:: EXTRACTED RECORDS
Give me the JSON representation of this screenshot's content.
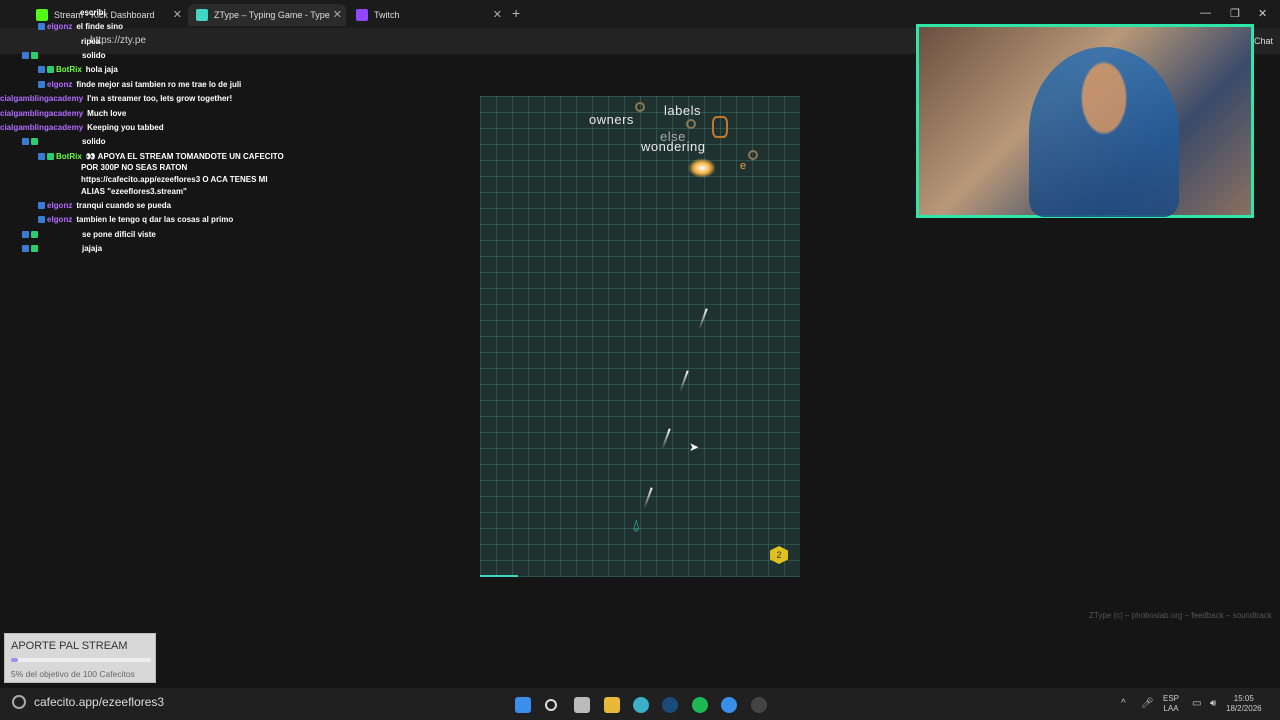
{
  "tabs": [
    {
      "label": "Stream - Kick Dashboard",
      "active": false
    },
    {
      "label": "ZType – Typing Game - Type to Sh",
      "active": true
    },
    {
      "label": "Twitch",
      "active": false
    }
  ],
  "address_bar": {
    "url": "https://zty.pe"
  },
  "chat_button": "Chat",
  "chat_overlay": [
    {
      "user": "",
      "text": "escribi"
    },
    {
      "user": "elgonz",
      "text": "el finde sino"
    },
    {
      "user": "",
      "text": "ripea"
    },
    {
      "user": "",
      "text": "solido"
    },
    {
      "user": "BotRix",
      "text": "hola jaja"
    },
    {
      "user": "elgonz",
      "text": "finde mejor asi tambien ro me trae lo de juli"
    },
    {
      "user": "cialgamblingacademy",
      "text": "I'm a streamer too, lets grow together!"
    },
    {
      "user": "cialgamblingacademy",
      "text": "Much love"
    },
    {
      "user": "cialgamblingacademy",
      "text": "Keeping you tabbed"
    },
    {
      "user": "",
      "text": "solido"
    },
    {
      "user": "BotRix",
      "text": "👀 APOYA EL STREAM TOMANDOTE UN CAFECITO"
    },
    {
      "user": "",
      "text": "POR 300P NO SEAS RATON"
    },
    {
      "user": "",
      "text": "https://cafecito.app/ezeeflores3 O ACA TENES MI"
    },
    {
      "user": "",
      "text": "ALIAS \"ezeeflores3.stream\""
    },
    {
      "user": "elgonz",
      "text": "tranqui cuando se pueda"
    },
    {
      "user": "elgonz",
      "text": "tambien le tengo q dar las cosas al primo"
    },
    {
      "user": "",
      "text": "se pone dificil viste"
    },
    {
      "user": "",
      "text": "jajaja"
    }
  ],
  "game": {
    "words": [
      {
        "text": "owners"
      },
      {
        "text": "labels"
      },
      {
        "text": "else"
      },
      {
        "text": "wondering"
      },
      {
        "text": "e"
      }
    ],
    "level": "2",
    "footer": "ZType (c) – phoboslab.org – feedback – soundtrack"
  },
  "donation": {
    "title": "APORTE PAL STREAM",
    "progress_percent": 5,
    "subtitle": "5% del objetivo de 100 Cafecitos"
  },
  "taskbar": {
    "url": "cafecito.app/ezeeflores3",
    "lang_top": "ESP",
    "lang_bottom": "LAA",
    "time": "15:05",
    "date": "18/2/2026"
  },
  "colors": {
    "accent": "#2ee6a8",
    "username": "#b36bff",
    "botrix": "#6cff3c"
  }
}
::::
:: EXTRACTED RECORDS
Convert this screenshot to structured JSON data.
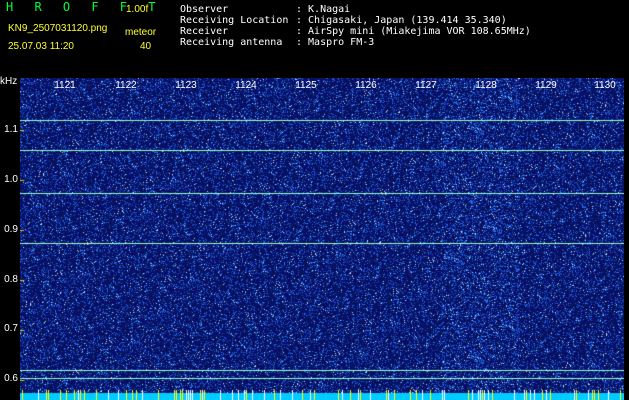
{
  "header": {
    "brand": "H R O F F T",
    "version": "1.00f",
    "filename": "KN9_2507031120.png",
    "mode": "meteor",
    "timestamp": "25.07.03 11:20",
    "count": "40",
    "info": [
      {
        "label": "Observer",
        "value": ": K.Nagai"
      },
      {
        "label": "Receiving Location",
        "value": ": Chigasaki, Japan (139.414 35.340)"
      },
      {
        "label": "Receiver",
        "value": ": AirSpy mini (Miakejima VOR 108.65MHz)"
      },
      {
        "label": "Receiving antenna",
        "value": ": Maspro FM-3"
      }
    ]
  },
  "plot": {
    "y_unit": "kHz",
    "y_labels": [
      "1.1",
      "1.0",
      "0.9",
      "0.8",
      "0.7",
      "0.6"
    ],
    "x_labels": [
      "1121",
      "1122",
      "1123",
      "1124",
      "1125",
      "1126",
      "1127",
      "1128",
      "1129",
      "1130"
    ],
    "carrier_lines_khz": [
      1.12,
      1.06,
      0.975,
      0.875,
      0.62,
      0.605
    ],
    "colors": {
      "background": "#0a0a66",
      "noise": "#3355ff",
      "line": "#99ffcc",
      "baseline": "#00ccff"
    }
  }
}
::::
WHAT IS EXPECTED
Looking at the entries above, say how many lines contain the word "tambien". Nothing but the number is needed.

OUTPUT FOR THIS EXERCISE
2